§ PROVIDED RECORDS:
########

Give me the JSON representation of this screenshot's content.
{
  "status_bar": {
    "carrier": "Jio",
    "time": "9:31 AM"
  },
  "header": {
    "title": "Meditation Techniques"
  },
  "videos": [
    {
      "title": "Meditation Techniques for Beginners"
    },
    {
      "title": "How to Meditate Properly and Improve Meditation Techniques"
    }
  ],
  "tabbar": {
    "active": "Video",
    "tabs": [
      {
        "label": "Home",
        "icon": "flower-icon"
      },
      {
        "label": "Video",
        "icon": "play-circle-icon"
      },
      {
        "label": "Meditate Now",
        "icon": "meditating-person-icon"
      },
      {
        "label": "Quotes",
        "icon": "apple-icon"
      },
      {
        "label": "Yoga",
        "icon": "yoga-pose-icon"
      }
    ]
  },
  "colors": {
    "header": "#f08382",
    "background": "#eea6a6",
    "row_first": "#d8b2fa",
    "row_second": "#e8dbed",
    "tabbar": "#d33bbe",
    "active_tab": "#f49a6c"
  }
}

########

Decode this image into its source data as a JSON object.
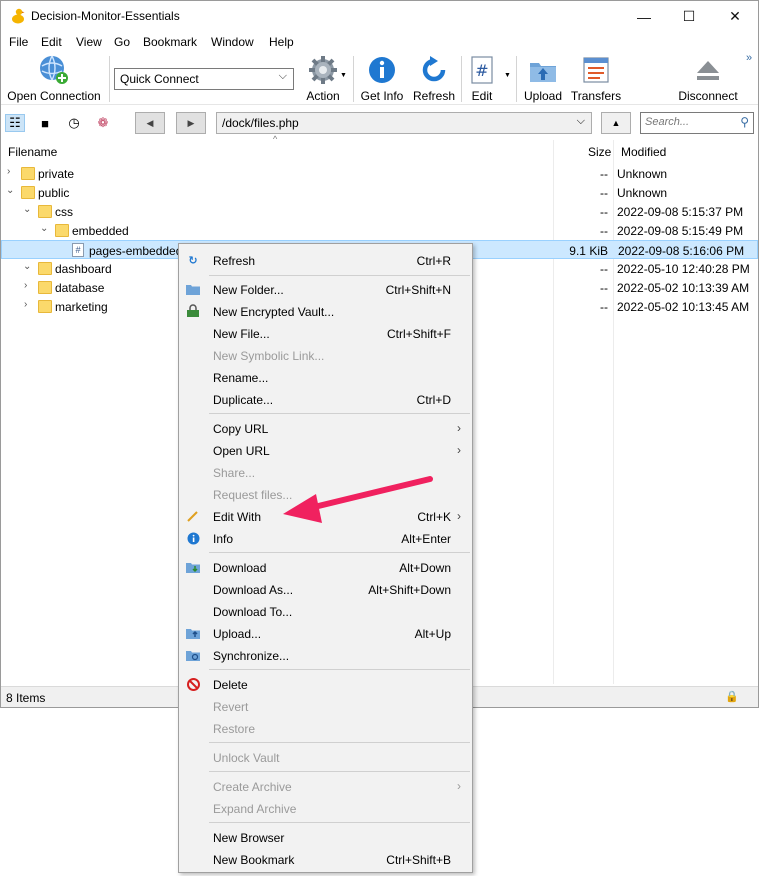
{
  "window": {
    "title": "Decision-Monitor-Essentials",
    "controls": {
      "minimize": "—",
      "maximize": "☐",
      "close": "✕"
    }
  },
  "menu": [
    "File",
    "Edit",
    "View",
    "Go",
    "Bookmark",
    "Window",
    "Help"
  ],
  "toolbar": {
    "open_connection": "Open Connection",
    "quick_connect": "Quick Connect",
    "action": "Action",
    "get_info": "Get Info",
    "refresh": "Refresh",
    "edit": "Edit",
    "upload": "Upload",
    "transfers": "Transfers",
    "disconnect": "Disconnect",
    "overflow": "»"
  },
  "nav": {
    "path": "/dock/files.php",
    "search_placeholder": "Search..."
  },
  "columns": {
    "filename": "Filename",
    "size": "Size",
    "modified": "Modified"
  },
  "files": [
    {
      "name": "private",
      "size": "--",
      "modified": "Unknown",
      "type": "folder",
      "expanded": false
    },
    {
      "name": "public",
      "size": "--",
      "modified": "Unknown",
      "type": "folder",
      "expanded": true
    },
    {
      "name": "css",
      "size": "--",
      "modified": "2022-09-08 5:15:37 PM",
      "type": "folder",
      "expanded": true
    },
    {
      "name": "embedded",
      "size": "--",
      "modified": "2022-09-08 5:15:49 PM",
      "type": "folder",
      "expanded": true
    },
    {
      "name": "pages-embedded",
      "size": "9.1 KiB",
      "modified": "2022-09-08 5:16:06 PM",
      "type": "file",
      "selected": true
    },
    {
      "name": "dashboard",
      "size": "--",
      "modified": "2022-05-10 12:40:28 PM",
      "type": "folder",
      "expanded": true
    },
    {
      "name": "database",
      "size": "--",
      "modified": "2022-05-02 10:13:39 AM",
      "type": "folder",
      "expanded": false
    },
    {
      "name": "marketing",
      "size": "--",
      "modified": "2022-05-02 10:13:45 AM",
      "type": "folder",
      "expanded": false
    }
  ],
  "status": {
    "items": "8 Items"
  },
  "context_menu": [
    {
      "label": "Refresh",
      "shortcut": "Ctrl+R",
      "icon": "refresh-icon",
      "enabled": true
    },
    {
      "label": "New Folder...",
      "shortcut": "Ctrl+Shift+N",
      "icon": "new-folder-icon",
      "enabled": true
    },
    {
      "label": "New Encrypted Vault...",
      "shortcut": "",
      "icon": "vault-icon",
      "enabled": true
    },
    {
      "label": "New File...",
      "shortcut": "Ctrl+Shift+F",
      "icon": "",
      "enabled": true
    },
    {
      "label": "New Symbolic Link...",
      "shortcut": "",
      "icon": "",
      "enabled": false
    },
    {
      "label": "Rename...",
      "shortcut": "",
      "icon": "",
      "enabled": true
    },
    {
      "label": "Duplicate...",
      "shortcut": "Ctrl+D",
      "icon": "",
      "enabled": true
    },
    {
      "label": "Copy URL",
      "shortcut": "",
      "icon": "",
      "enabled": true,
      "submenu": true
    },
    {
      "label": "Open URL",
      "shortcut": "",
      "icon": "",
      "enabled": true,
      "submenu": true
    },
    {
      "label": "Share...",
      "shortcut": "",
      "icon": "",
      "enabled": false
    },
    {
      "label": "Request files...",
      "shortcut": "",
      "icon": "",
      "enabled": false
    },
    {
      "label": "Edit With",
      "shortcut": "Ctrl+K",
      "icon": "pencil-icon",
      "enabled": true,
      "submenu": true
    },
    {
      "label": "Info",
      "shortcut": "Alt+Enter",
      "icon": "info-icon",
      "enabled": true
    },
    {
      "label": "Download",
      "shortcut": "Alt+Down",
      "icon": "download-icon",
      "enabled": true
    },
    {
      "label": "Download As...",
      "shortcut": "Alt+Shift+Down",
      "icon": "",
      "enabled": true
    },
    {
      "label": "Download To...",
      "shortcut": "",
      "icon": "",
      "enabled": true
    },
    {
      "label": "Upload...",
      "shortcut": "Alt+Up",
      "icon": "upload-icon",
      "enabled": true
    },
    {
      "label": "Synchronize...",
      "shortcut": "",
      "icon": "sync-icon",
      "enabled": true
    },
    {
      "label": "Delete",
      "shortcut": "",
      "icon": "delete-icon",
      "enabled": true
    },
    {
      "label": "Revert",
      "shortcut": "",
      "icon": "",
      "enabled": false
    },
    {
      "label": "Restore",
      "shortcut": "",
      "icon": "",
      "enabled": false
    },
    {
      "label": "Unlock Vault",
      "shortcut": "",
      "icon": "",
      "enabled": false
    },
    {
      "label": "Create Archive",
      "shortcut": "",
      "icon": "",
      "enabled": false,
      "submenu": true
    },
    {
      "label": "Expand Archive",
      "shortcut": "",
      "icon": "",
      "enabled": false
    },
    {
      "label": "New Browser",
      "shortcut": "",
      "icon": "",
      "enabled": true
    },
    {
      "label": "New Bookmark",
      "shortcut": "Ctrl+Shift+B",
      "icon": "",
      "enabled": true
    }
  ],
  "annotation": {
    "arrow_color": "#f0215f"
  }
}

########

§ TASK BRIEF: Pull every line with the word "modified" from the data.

§ WRITTEN ANSWER:
    "modified": "Modified"
      "modified": "Unknown",
      "modified": "Unknown",
      "modified": "2022-09-08 5:15:37 PM",
      "modified": "2022-09-08 5:15:49 PM",
      "modified": "2022-09-08 5:16:06 PM",
      "modified": "2022-05-10 12:40:28 PM",
      "modified": "2022-05-02 10:13:39 AM",
      "modified": "2022-05-02 10:13:45 AM",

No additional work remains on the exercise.